Survival and growth of native aquatic vegetation and woody vegetation plantings will be monitored through biannual and post flood photo point surveys of the restoration sites.   A professional photographer was taken on the lake to document the high-water stage.

The project addresses climate change impacts by providing resiliency to the reservoir system during periods of severe drought and flooding.  The 2023 spring runoff was more than average and came sooner and faster than in the past.  The lake was constructed for sediment and flood control, so releases were limited, and the lake rose over 25 feet in two weeks.  This has led to re-evaluation of some project features until the effects are better understood.  For example, preliminary surveys indicate that the Eurasian watermilfoil has nearly been eliminated by the extra depth and turbid water during the early growing period.  The flooding of the shoreline areas has also eliminated non-native white clover and started a rapid emergence of cottonwood tree seedlings.   This should help with shoreline shading.   Eventually the lake elevation will have to be increased to provide the authorized 50,000-acre feet recreational pool as sedimentation continues at a higher rate due to wildfires and burn scars.
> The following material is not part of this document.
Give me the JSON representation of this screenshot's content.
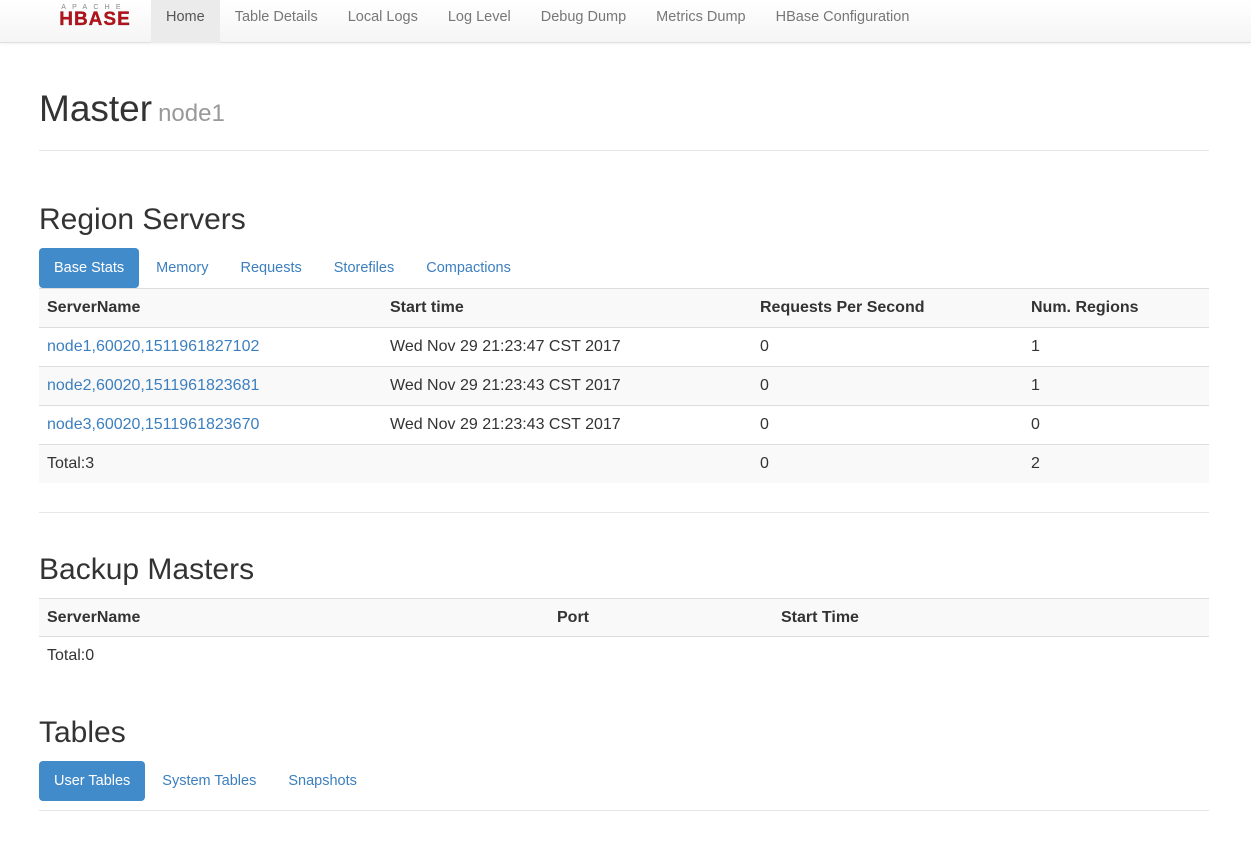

Summary:  In general, the project is progressing well, and the unexpected high runoff has provided the opportunity and time to fine tune project methods to provide better sustainability and to accommodate feedback from the Cochiti Pueblo, anglers and the project office.  There are no urgent issues, but progress needs to be sustained on obtaining the fill permit.